@Mighty Afroditee: Well, I think bleaching is practiced in a lot of countries, so I guess she is partially right.

@Tami: It is illegal, but as with most of our laws, it's not enforced.

@Abeni: It is indeed very sad.

@Luke Cage: A byproduct of the lack of self esteem these people have and lack of pride in their skin colour.

@justacoolcat: I know, speechless right?

@GC (God's Child): True, quite a lot of societies are involved in this practice.

@Sidney: there is a saying in Jamaica " wnti wanti cyaan get it and getti getti nuh want it" which encompasses your statement of people not liking their skin colour and go to lengths to get the desired skin colour.

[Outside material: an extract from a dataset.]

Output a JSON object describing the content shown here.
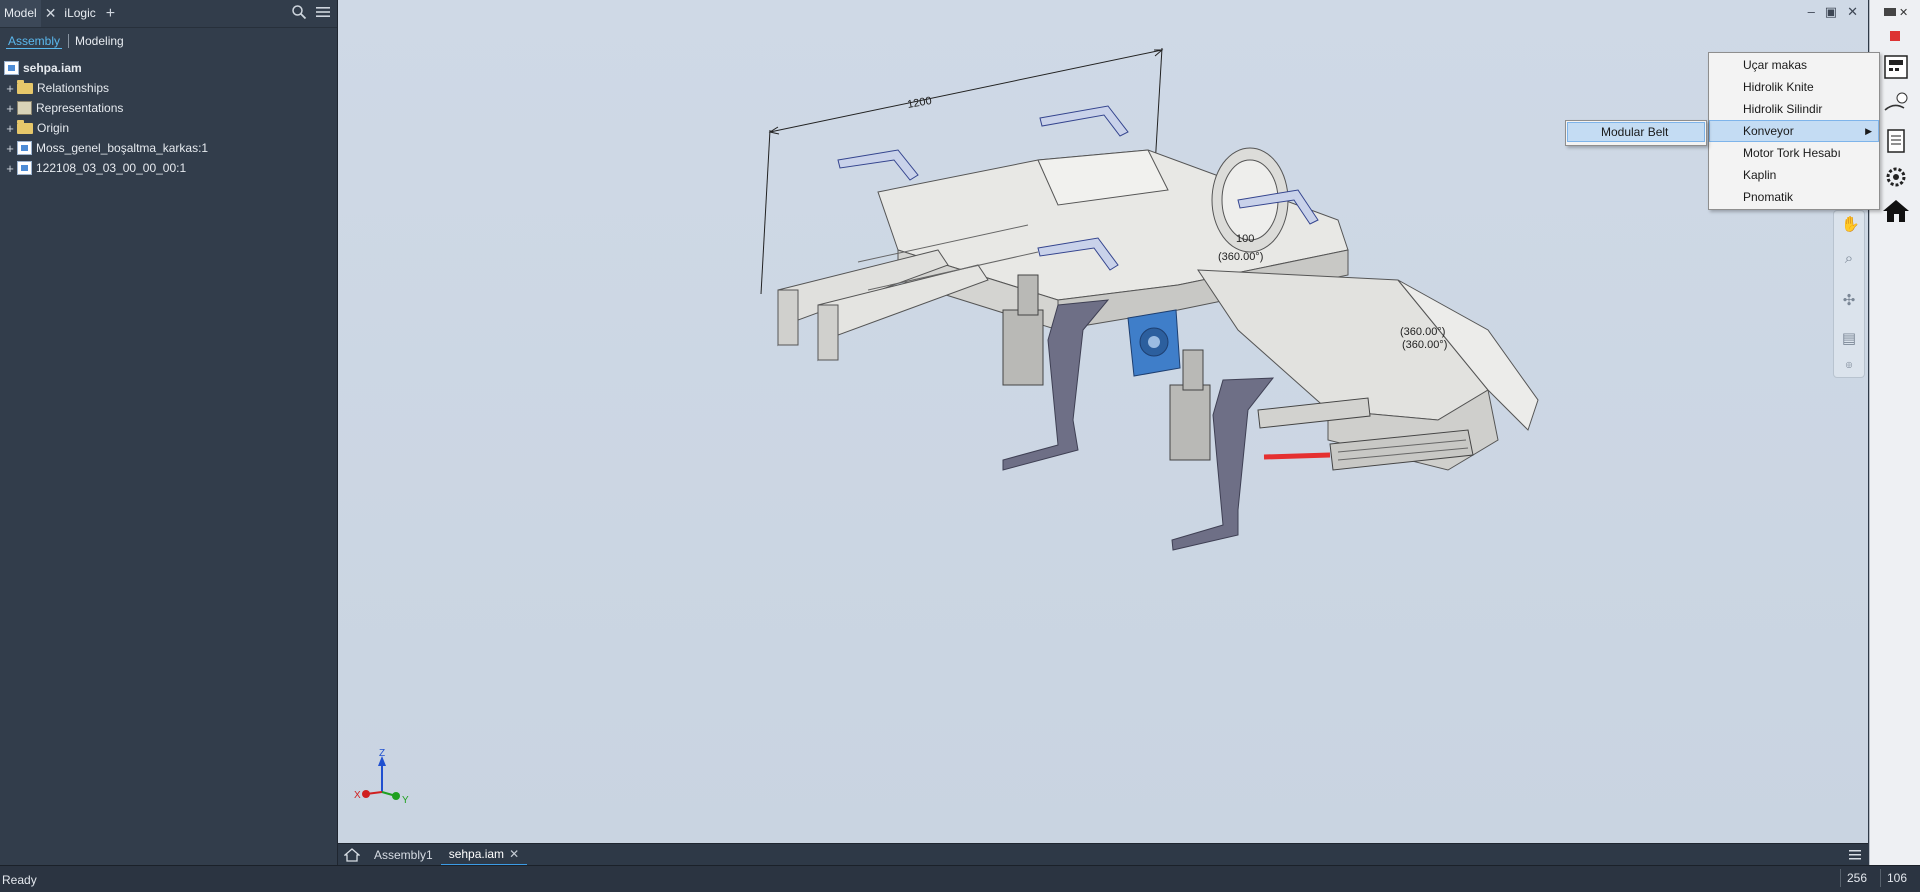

@Jacqueline Smith: If only they could feel that confidence to express themselves like that.
Thank you for the awards, going to check them out.

@Fancy: thanks for the invite.

@Long Bench: You indeed said quite a mouthful, but you had some valid points. Our collective society does share part of the blame by being prejudiced towards the lighter skin and this is something which has been engraved is our culture from colonial days. Until we get to the point of viewing all persons as equal regardless of skin colour and successfully educating our people so they have the mental capability to think logically, bleaching will continue. Stopping the import of bleaching creams is not an answer as people who need it for blemishes will be deprived and these bleachers will only find alternatives.

@Campfyah: It seems the eyes see what the mind want them to see. And for these people, being brown is beautiful, even if their skin is falling apart.

I was gonna post this video yesterday but decided not to. It is just plain disgusting. The sad part is they actually think they look better after doing it. Dem sick. Head gone.

Stunner - The practice of bleaching or lightening one's skin is not illegal, nor can it be made so. It is the particular products in question that [many claim] have been banned.

The products that are used for these radical cosmetic interventions is not the same - in quality, type or content - as those used by most people for "blemishes." These products in question are not formulated according to any established health and safety guidelines, hence the argument for their supposed illegality. And that they are made in China and distributed as contraband says a whole lot right there. I have to check into this, because I don't know how or when they were banned, if indeed that is so. Like everything else, we love to make laws, but not a soul want to enforce them.

bwoy Jamaica really going to the dogs

EWWW this is disgusting. So she doesn't notice that her face is falling off?

Those people that always bleach always look 10 years older than they are...

Oh wells, When they're skin peels off they don't have to worry bout anything
light skin

is this for real??? O M G!!!